St. Peter's, a basilica in Vatican City. (“Basilica” is a title of honor conferred on certain historic or privileged churches by the Roman Catholic Church.) St. Peter's is the largest and most noted Christian church in the world. Its site is said to be that of Nero's Circus, where many early Christians were put to death. St. Peter's was built between 1506 and 1626 to replace the fourth-century basilica erected by Constantine. A masterpiece of the Italian High Renaissance, St. Peter's is the work of a number of 16th-century architects. The form of the present church is due mainly to three men—Michelangelo, Carlo Maderna, and Giovanni Lorenzo Bernini.
The imposing entrance square, the Piazza di San Pietro, is partly encircled by two large colonnades. In the center an 82-foot (25-m) obelisk stands between two fountains. A triple flight of steps leads to the eastern facade, 375 feet (114 m) wide and 167 feet (51 m) high. Although the dome with its lantern and cross rises 452 feet (138 m), the facade cuts off its view from the piazza.
There are five entrances to the church. The central bronze doors were in the original St. Peter's. The Holy Door, on the far right, is opened by the pope only in Holy Years. On the extreme left are the Doors of Death, depicting such scenes as the Crucifixion, the stoning of Saint Stephen, and Cain killing Abel. These bronze doors, designed by the 20th-century sculptor Giacomo Manzù and completed in 1964, replaced oak doors that had been considered temporary for 500 years.
The church is in the form of a Latin cross. It is 613 feet (187 m) long and, at the transepts, 450 feet (137 m) wide. At the beginning of the nave a round slab of porphyry marks the spot where the Holy Roman emperors were crowned. The dome, 137 1/2 feet (42 m) in diameter, rises 335 feet (102 m) from the floor. It is supported by four massive piers, each 240 feet (73 m) in circumference. A frieze below the drum of the dome bears a Latin inscription for “Thou art Peter, and on this rock I will build my church.”
Beneath the dome Bernini's bronze baldacchino, or canopy, rises about 100 feet (30 m) over the high altar. Behind the altar, in the western apse, is St. Peter's Chair, also by Bernini. In front of the altar is the confessione, a sunken semicircular area. Stairs in it lead to the chamber below, containing the sarcophagus long revered as that of Saint Peter. Nearby is a bronze statue of Saint Peter seated. The toes of its extended foot are worn and shiny from the kisses of the faithful.
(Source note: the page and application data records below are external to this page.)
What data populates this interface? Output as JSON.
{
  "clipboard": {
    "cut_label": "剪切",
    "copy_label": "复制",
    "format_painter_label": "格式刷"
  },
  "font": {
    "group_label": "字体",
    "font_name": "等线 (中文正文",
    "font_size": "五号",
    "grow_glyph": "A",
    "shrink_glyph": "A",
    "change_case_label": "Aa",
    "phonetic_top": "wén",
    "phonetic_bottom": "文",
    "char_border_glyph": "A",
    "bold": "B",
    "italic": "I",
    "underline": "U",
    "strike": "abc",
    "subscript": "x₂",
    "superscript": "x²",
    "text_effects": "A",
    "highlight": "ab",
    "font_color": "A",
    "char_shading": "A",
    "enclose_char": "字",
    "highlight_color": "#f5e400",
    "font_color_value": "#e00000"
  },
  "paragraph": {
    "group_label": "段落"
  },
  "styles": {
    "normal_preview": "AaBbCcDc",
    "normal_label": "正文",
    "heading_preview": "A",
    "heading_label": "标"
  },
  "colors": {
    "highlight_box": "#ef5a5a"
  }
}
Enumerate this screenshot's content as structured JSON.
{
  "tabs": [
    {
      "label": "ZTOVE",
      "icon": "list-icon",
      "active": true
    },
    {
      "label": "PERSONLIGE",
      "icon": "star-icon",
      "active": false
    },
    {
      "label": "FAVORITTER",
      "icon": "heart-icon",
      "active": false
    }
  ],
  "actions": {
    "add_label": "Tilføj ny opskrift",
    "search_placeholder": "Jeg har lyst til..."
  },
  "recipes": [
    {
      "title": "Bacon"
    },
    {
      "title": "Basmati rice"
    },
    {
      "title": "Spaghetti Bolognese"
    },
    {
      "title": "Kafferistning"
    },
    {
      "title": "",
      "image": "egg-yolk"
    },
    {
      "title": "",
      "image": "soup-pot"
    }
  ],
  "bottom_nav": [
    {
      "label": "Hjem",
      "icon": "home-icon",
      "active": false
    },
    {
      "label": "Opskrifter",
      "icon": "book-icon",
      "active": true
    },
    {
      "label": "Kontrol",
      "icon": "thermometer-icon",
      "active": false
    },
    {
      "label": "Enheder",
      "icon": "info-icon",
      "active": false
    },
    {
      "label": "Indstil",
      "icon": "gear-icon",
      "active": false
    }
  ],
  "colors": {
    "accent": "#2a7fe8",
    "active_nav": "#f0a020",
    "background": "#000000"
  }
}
An earlier basilica was built here by Constantine in the fourth century. Over the years the building deteriorated and in the 15th century Pope Nicholas V ordered St. Peter's repaired. His death in 1455 halted the work. About 50 years later Pope Julius II decided to build a new basilica. Donate Bramante won the competition to design it. Bramante planned a Greek-cross church, roofed by a vast central dome. The foundation was laid in 1506.
After Raphael's death in 1520, a number of architects continued to build and redesign St. Peter's, alternating between Latin-cross and Greek-cross plans. When Michelangelo was appointed architect in 1546, he returned to Bramante's plan but enlarged the dome and redesigned the chapels and apses. The dome was completed from his plans after his death in 1564.
About 1605 Pope Paul V ordered Carlo Maderna to extend the nave to form a Latin cross and to design a new facade. The church was dedicated in 1626. Bernini, appointed architect in 1629, designed the colonnaded entrance piazza and many of the interior monuments.
Excavations beneath St. Peter's were begun in the 1940's. In 1950 Pope Pius XII announced that archeologists had identified the tomb of Saint Peter. In 1968 Pope Paul VI announced that bones discovered in the 1953 excavations had been identified as those of Saint Peter. Many scholars, however, believe that there is insufficient evidence for firm identification of the tomb and remains as those of Saint Peter.